Sex in your epidermal layer is like nothing you can imagine, just be wary of the aroma. Jane and Kim take turns watching each other while the other one sleeps. Earth is in the throws of an alien invasion. Squid-like creatures from light-years away will switch places with you while you dream. The girls make sure to wake the other before the switch can be made. The sisters vow to look after each other even when the people they know have gone. Family must always stick together, even if it is from light years away. Many in the world have succumbed to the inevitable.
Ian Creasey - Bibliography
Jane and Kim are two who have no intentions of giving in to the inevitable. The story tracks their progress as two girls on the run but with nowhere to go. The whole time you get the feeling you are watching a spider in a tub that is battling from going down the drain. An intriguing and well thought out story. Dad is out to discipline his son but discovers Mark is in deep with a tutoring demon.
- fantasy novel Archives - Annie Bellet.
- Vertical Price Coordination and Brand Care: Interdisciplinary Perspectives on the Prohibition of Resale Price Maintenance (SpringerBriefs in Business);
- A Companion to Roman Rhetoric (Blackwell Companions to the Ancient World)?
- THE ENACTMENT OF PURPOSE;
- Eating Your ABCs;
- North American Dismantling Corp.; 10-1637 04/01/11.
Now Dad feels out of the loop and old in a world that is leaving him behind. The technology of fridge elves and cactus nymphs has gone way past him. Fortunately, not everything new is beyond the reach of people stuck in the past. I found this story clever.
Daily Science Fiction Stories of October 2011
Jewell wrote a fantasy that anybody a generation removed from high school can identify with. I like his style and imagination. Little Gods story collection , from Prime Books, November Jasper in H. Muse Trap , Strange Horizons , February King in Locus. Kiernan in Locus.

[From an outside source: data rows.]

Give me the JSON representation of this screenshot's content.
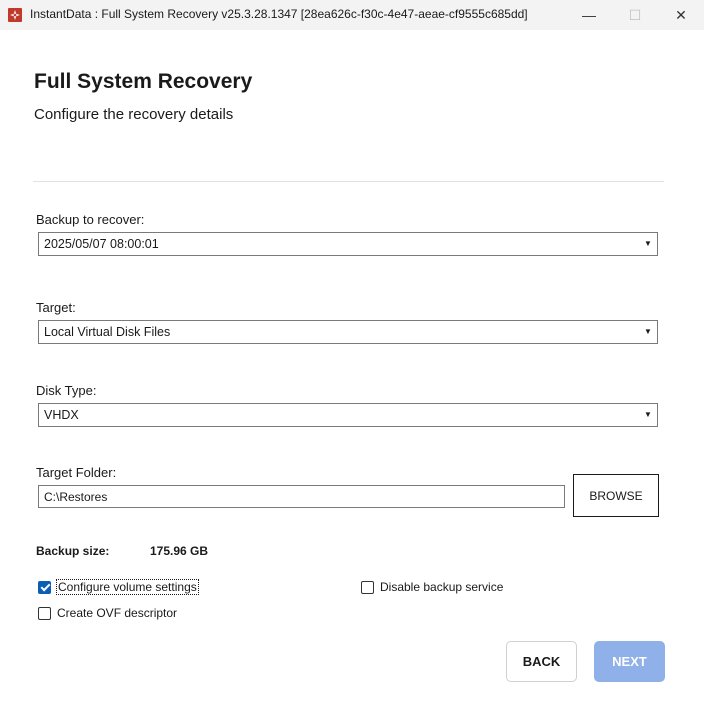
{
  "window": {
    "title": "InstantData : Full System Recovery v25.3.28.1347 [28ea626c-f30c-4e47-aeae-cf9555c685dd]",
    "minimize_glyph": "—",
    "maximize_glyph": "☐",
    "close_glyph": "✕",
    "icon": "app-logo-icon",
    "icon_color": "#c0392b"
  },
  "header": {
    "title": "Full System Recovery",
    "subtitle": "Configure the recovery details"
  },
  "form": {
    "backup": {
      "label": "Backup to recover:",
      "value": "2025/05/07 08:00:01"
    },
    "target": {
      "label": "Target:",
      "value": "Local Virtual Disk Files"
    },
    "disk_type": {
      "label": "Disk Type:",
      "value": "VHDX"
    },
    "target_folder": {
      "label": "Target Folder:",
      "value": "C:\\Restores",
      "browse_label": "BROWSE"
    },
    "caret_glyph": "▼"
  },
  "summary": {
    "backup_size_label": "Backup size:",
    "backup_size_value": "175.96 GB"
  },
  "options": {
    "configure_volume": {
      "label": "Configure volume settings",
      "checked": true
    },
    "disable_backup_service": {
      "label": "Disable backup service",
      "checked": false
    },
    "create_ovf": {
      "label": "Create OVF descriptor",
      "checked": false
    }
  },
  "footer": {
    "back_label": "BACK",
    "next_label": "NEXT"
  },
  "colors": {
    "accent": "#0a5fb4",
    "next_disabled": "#8fb0e8",
    "titlebar": "#f3f3f3"
  }
}
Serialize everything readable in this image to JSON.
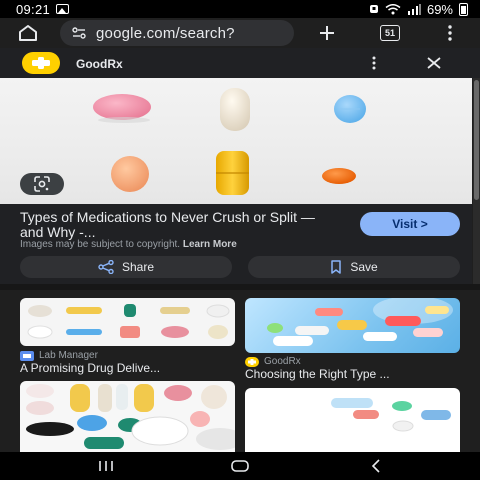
{
  "status_bar": {
    "time": "09:21",
    "battery": "69%"
  },
  "browser": {
    "url": "google.com/search?",
    "tab_count": "51"
  },
  "source": {
    "name": "GoodRx"
  },
  "result": {
    "title": "Types of Medications to Never Crush or Split — and Why -...",
    "copyright_text": "Images may be subject to copyright.",
    "learn_more": "Learn More",
    "visit_label": "Visit >",
    "share_label": "Share",
    "save_label": "Save"
  },
  "related": [
    {
      "source": "Lab Manager",
      "title": "A Promising Drug Delive..."
    },
    {
      "source": "GoodRx",
      "title": "Choosing the Right Type ..."
    }
  ],
  "colors": {
    "accent": "#8ab4f8",
    "brand_goodrx": "#ffd000",
    "background": "#1f1f1f"
  }
}
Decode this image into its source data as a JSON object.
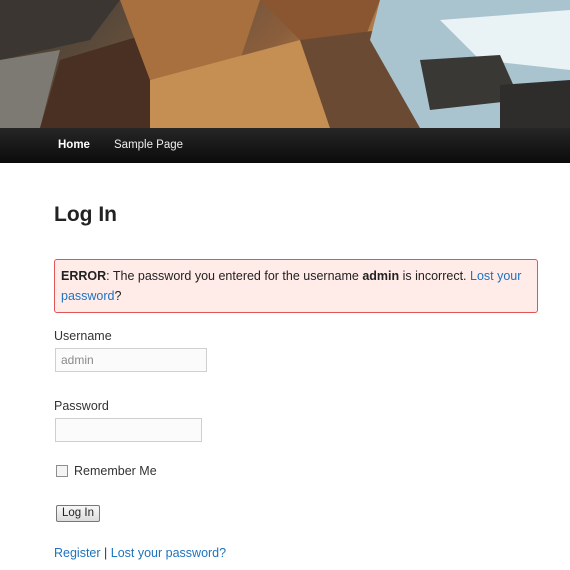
{
  "nav": {
    "items": [
      {
        "label": "Home"
      },
      {
        "label": "Sample Page"
      }
    ]
  },
  "page": {
    "title": "Log In"
  },
  "error": {
    "prefix": "ERROR",
    "text_before_user": ": The password you entered for the username ",
    "username": "admin",
    "text_after_user": " is incorrect. ",
    "link_line1": "Lost your",
    "link_line2": "password",
    "suffix": "?"
  },
  "form": {
    "username_label": "Username",
    "username_value": "admin",
    "password_label": "Password",
    "password_value": "",
    "remember_label": "Remember Me",
    "remember_checked": false,
    "submit_label": "Log In"
  },
  "footer": {
    "register_link": "Register",
    "separator": " | ",
    "lost_password_link": "Lost your password?"
  },
  "colors": {
    "link": "#1e73be",
    "error_border": "#e05555",
    "error_background": "#ffebe8",
    "nav_background": "#111111"
  }
}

Tremblay, in Locus , October Review of Joe R. Kiernan, in Locus , August Barnett, in Locus , May Review of Triads , by Poppy Z.
Review of Graphic Classics: H. Lovecraft , Tom Pomplun, ed. Review of Writers of the Future Vol.
Order from: Amazon Powell's. Read for Free: at timpratt. Fairies , January Reprinted in Lightspeed , May Bram Stoker Award finalist, Audio reprint at Pseudopod , December Audio reprint at Escape Pod , January Audio reprint at Podcastle , December Audio reprint at Podcastle , April Audio reprint at Podcastle , August Reprinted in Lightspeed , June Audio reprint at Escape Pod , June Reprinted in Best New Fantasy , November Audio reprint at audio at Escape Pod.
Audio reprint at Podcastle , June Audio reprint at audio at Escape Pod , August Shortlisted for a Gaylactic Spectrum Award. Reprinted, in Dutch, as a standalone hardcover YA, by Facet nv , Reprinted, in Japanese, in Hayakawa SF.
system-amz-es-supprt-csmail.dns04.com/38039-ford-foco-ghia.php Audio reprint at Pseudopod , January Nominated for the Nebula Award. Translated into French for Fairies. Recipient of an honorable mention in Best of the Rest 3.